# [Exercise details]
Run through the records and show each line that includes the string "artifacts".

# [Dataset records]
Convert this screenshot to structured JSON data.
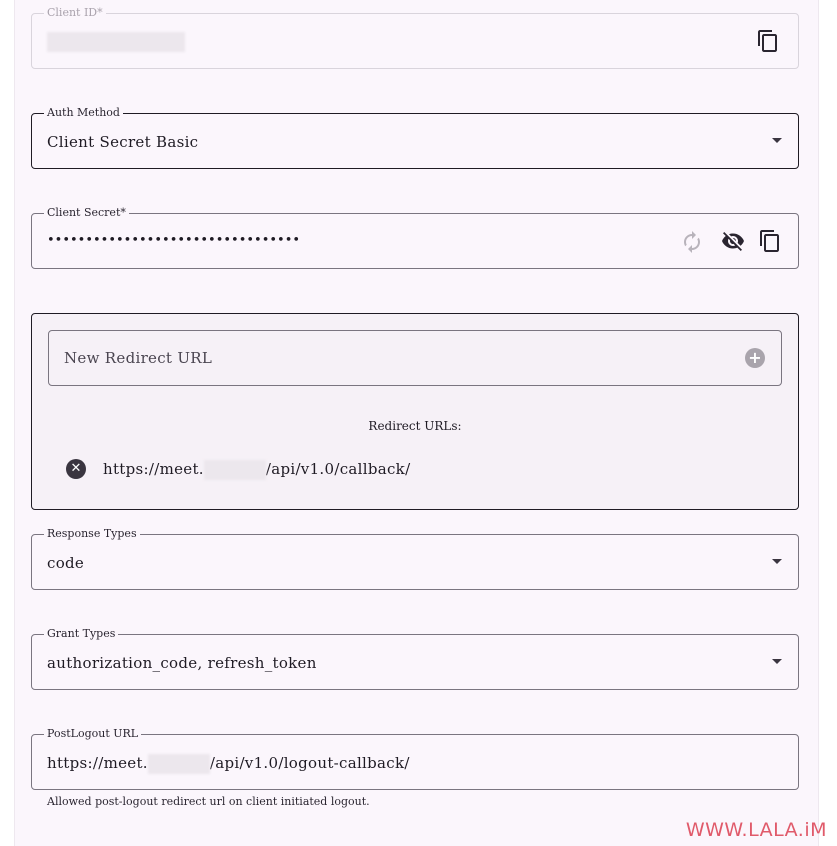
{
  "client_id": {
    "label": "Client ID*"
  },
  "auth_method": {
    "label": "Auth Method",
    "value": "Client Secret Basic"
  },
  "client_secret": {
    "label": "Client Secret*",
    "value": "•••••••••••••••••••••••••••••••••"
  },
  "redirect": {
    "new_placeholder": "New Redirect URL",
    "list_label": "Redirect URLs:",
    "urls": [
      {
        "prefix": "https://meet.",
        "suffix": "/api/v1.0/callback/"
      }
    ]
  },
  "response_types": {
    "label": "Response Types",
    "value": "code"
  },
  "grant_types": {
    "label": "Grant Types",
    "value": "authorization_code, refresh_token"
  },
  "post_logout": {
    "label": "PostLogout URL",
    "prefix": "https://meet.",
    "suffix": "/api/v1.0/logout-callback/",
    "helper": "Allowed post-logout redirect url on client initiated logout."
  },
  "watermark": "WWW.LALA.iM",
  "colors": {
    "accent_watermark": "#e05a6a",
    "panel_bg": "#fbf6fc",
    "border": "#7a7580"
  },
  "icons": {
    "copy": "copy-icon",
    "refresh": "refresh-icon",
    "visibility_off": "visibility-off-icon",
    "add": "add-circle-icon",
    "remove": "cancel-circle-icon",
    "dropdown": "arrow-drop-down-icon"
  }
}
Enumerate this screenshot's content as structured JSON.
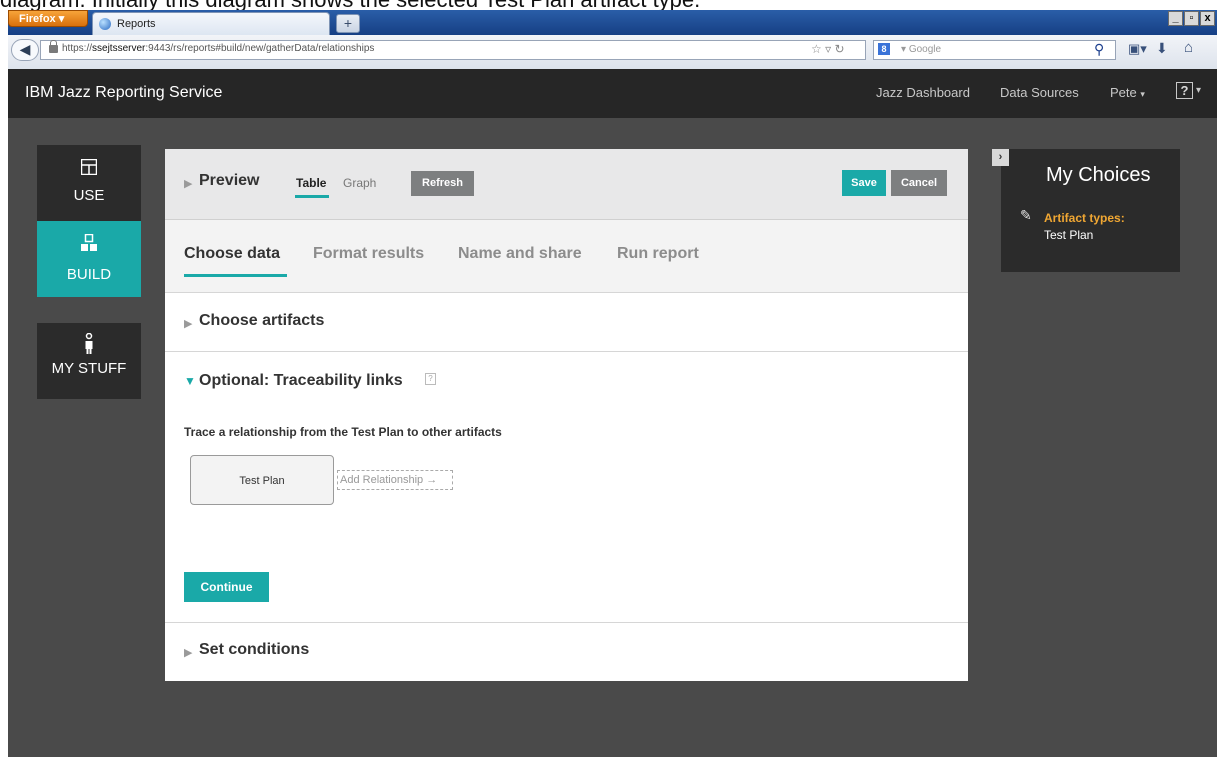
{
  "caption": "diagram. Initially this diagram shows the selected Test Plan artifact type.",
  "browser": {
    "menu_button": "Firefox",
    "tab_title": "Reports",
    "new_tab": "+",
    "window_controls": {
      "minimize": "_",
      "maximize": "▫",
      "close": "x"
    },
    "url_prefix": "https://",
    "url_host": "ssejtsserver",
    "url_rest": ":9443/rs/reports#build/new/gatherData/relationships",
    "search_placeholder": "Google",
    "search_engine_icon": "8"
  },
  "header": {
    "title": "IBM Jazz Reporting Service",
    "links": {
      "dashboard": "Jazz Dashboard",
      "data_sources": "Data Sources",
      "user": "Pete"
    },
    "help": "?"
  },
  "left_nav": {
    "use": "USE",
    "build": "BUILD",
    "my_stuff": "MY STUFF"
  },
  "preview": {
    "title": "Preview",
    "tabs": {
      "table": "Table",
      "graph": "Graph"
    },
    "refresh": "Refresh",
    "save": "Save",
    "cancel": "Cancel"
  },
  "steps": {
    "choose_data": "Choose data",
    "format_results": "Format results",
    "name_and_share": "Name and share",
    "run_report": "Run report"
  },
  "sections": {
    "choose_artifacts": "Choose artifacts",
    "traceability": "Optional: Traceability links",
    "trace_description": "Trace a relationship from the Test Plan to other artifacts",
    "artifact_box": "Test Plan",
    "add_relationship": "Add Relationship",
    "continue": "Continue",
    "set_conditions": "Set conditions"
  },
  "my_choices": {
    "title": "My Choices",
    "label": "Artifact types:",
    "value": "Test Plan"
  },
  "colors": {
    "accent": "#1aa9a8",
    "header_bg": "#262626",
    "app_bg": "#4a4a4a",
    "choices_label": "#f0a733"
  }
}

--

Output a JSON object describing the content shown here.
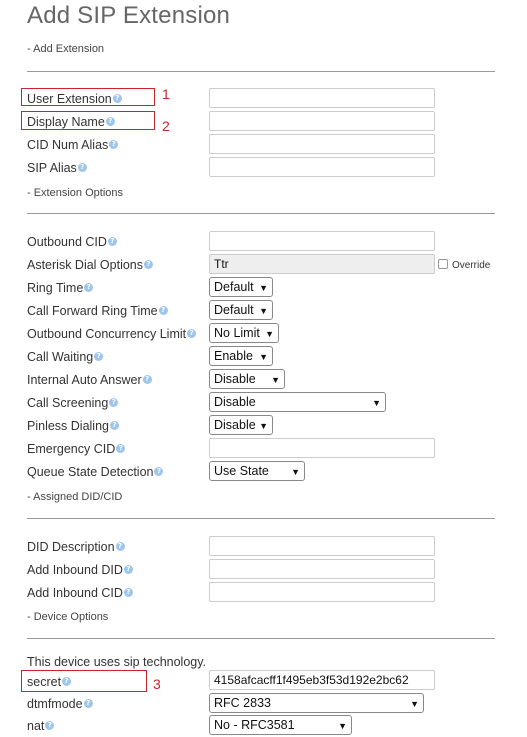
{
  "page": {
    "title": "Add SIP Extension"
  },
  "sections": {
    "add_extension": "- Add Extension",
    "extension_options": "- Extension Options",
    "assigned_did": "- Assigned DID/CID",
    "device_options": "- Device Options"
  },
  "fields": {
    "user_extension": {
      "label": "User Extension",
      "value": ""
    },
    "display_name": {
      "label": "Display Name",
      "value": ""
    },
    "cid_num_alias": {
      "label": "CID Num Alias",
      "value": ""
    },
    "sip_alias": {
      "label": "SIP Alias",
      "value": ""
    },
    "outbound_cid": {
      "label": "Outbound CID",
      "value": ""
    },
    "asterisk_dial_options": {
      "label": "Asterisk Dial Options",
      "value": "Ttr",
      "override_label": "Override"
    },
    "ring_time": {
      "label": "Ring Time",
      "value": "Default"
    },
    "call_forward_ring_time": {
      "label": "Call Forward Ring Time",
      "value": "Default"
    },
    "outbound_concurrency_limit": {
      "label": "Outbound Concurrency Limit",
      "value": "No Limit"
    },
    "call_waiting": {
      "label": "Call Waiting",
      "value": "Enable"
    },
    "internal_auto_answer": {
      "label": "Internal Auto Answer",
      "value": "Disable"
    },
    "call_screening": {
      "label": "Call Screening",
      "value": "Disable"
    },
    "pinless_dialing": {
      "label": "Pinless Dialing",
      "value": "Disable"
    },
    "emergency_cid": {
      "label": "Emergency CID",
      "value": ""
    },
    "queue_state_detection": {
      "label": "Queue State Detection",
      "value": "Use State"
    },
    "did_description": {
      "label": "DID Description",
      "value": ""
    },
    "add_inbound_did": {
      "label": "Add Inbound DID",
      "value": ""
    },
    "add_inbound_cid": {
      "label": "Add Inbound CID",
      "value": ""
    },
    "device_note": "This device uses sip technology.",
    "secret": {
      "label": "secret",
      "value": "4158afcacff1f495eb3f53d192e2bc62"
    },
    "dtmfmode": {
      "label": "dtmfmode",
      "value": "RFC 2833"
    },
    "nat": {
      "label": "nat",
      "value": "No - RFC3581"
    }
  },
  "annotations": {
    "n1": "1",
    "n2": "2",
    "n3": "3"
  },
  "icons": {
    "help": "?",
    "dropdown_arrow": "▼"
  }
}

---

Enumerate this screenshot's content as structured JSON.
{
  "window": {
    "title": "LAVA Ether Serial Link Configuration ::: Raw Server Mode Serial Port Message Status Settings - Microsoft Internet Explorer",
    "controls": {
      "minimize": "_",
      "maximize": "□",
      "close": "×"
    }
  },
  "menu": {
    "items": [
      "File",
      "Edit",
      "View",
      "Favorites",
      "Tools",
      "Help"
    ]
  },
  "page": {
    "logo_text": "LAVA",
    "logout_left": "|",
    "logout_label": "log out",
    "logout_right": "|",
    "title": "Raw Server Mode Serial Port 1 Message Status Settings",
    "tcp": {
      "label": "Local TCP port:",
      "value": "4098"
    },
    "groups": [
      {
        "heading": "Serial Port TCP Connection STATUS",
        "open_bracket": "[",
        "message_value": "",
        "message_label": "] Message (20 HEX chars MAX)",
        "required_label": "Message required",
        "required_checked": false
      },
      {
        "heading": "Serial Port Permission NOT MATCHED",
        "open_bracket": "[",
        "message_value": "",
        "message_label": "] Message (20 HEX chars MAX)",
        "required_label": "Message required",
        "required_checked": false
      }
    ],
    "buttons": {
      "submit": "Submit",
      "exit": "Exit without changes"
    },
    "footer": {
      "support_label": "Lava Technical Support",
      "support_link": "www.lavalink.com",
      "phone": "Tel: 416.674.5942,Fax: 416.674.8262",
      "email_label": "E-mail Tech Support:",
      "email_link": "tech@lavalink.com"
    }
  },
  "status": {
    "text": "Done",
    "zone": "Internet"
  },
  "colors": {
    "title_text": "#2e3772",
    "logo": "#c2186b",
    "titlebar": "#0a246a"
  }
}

# [Answer]
    "choose_artifacts": "Choose artifacts",
    "trace_description": "Trace a relationship from the Test Plan to other artifacts",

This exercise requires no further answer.